David Henderson ponders the stats that show that labor’s share of U.S. national income has fallen in recent years – and in doing so finds that one significant reason is a change (starting in 2001) in the way the Bureau of Labor Statistics classifies income earned by business proprietors . (In addition to reading David’s post, be sure not to miss the comments on the post by Kevin Erdmann.)
Speaking of ‘labor’s share,’ Evan Soltas disputes the conclusion drawn by researchers at the Economic Policy Institute that worker pay has failed in recent years to keep pace with worker productivity . (HT Michael Strain)
In my most recent column in the Pittsburgh Tribune-Review, I review some of what I teach in my Principles of Microeconomics class at George Mason University . Here’s the first part of my column:
The school year has started! Each semester, I introduce an auditorium full of freshmen to economics. Teaching this class is the most rewarding task that I perform professionally. Nothing else comes close.
Unlike many economists who today teach such a class (commonly called “Principles of Microeconomics”), I aim less to familiarize my students with jargon and mathematical techniques than to give them a perspective on reality that only a solid grounding in economics offers.
This grounding begins with the recognition that today’s world is vastly different from the world in which nearly all pre-industrial human beings lived. I start my class by telling my students that each one of them is among the top 0.001 percent of the wealthiest people who ever lived. The difference in the material standard of living of my students from that of Bill Gates is minuscule compared to the difference in the living standard of my students from that of their pre-industrial ancestors.
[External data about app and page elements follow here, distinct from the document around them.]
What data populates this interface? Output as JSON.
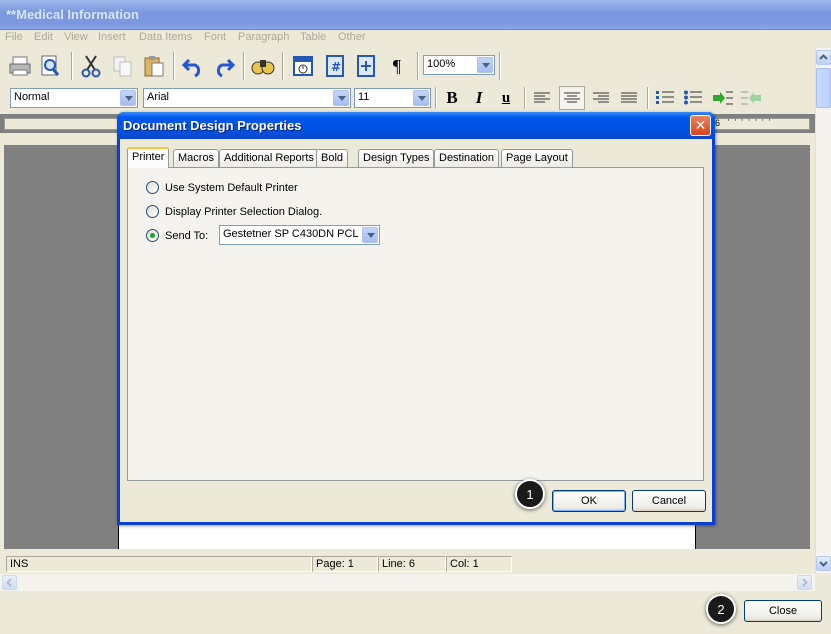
{
  "window": {
    "title": "**Medical Information"
  },
  "menu": [
    "File",
    "Edit",
    "View",
    "Insert",
    "Data Items",
    "Font",
    "Paragraph",
    "Table",
    "Other"
  ],
  "toolbar": {
    "zoom": "100%",
    "style": "Normal",
    "font": "Arial",
    "size": "11",
    "bold_label": "B",
    "italic_label": "I",
    "underline_label": "u",
    "pilcrow": "¶",
    "hash": "#"
  },
  "ruler": {
    "marker": "6"
  },
  "status": {
    "mode": "INS",
    "page": "Page: 1",
    "line": "Line: 6",
    "col": "Col: 1"
  },
  "dialog": {
    "title": "Document Design Properties",
    "tabs": [
      "Printer",
      "Macros",
      "Additional Reports",
      "Bold",
      "Design Types",
      "Destination",
      "Page Layout"
    ],
    "active_tab": "Printer",
    "options": [
      {
        "label": "Use System Default Printer",
        "selected": false
      },
      {
        "label": "Display Printer Selection Dialog.",
        "selected": false
      },
      {
        "label": "Send To:",
        "selected": true
      }
    ],
    "printer_value": "Gestetner SP C430DN PCL",
    "ok_label": "OK",
    "cancel_label": "Cancel"
  },
  "close_label": "Close",
  "badges": {
    "one": "1",
    "two": "2"
  }
}
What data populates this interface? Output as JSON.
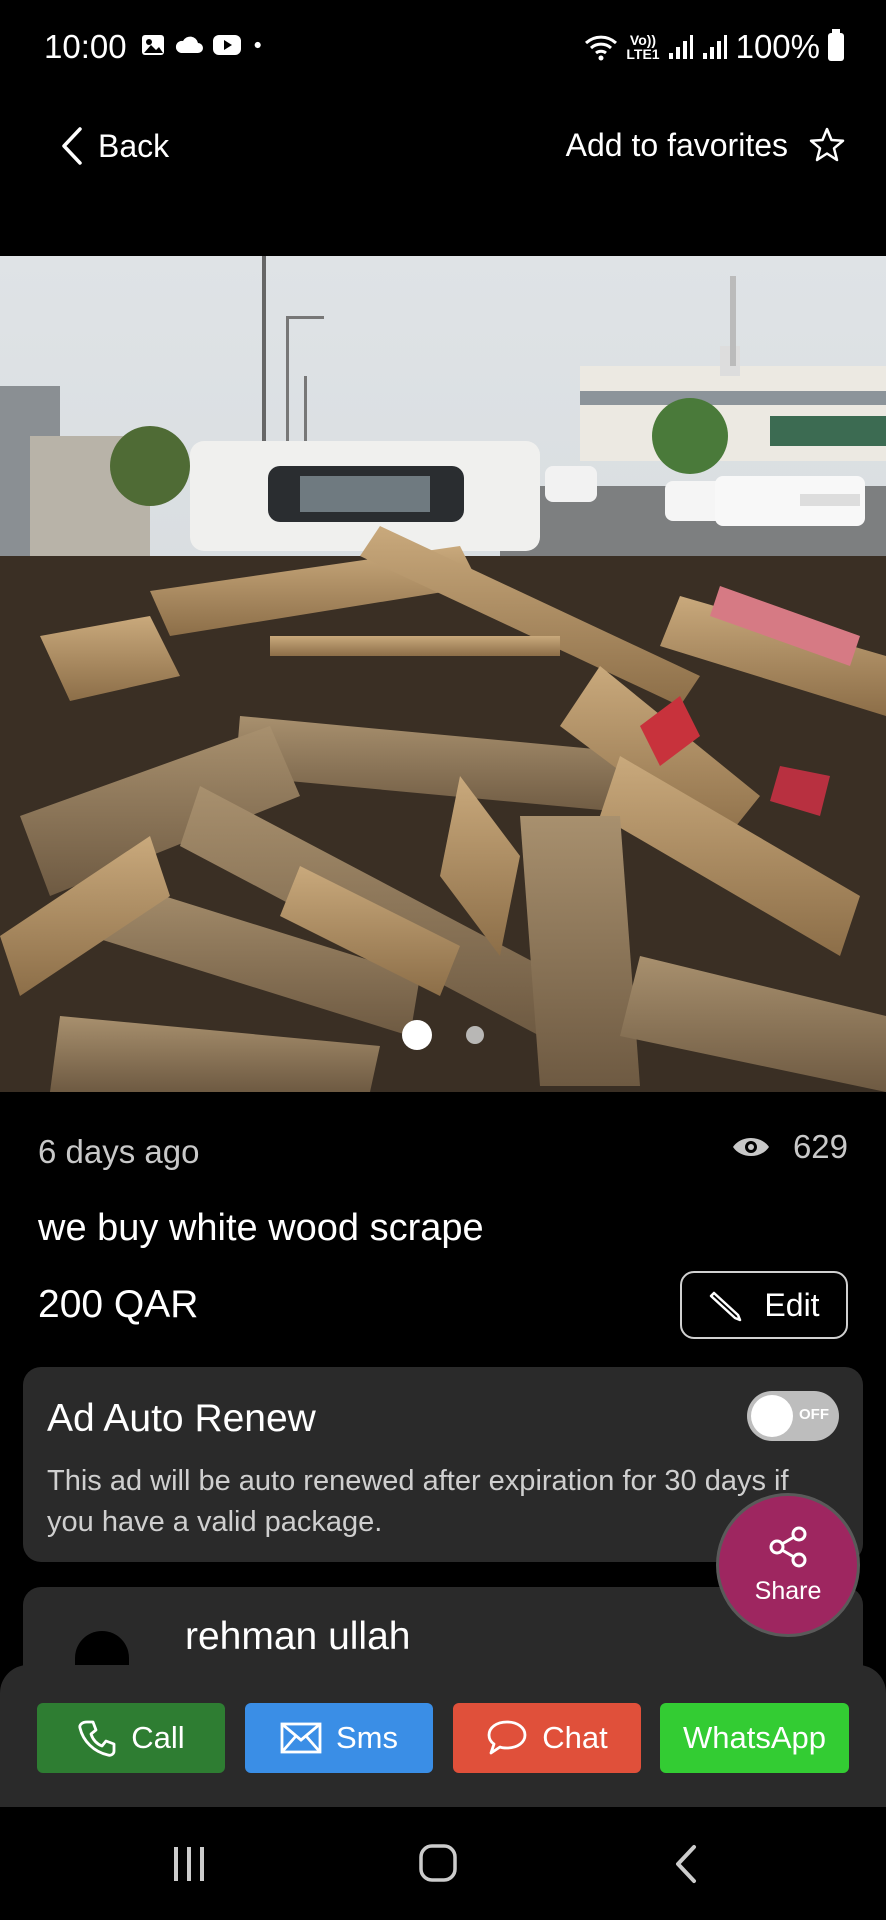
{
  "status_bar": {
    "time": "10:00",
    "battery": "100%",
    "network_label_top": "Vo))",
    "network_label_bottom": "LTE1",
    "icons": [
      "gallery-icon",
      "cloud-icon",
      "youtube-icon",
      "dot-icon",
      "wifi-icon",
      "signal-icon",
      "signal-icon",
      "battery-icon"
    ]
  },
  "top_nav": {
    "back_label": "Back",
    "favorites_label": "Add to favorites"
  },
  "gallery": {
    "image_count": 2,
    "active_index": 0
  },
  "listing": {
    "posted": "6 days ago",
    "views": "629",
    "title": "we buy white wood scrape",
    "price": "200 QAR",
    "edit_label": "Edit"
  },
  "auto_renew": {
    "title": "Ad Auto Renew",
    "description": "This ad will be auto renewed after expiration for 30 days if you have a valid package.",
    "toggle_label": "OFF",
    "enabled": false
  },
  "seller": {
    "name": "rehman ullah"
  },
  "share": {
    "label": "Share",
    "color": "#9e2660"
  },
  "actions": {
    "call": "Call",
    "sms": "Sms",
    "chat": "Chat",
    "whatsapp": "WhatsApp",
    "colors": {
      "call": "#2e7d32",
      "sms": "#3a8ee6",
      "chat": "#e0503a",
      "whatsapp": "#33cc33"
    }
  }
}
Although it’s politically incorrect to observe, the fact is that modern capitalist societies have eliminated absolute poverty.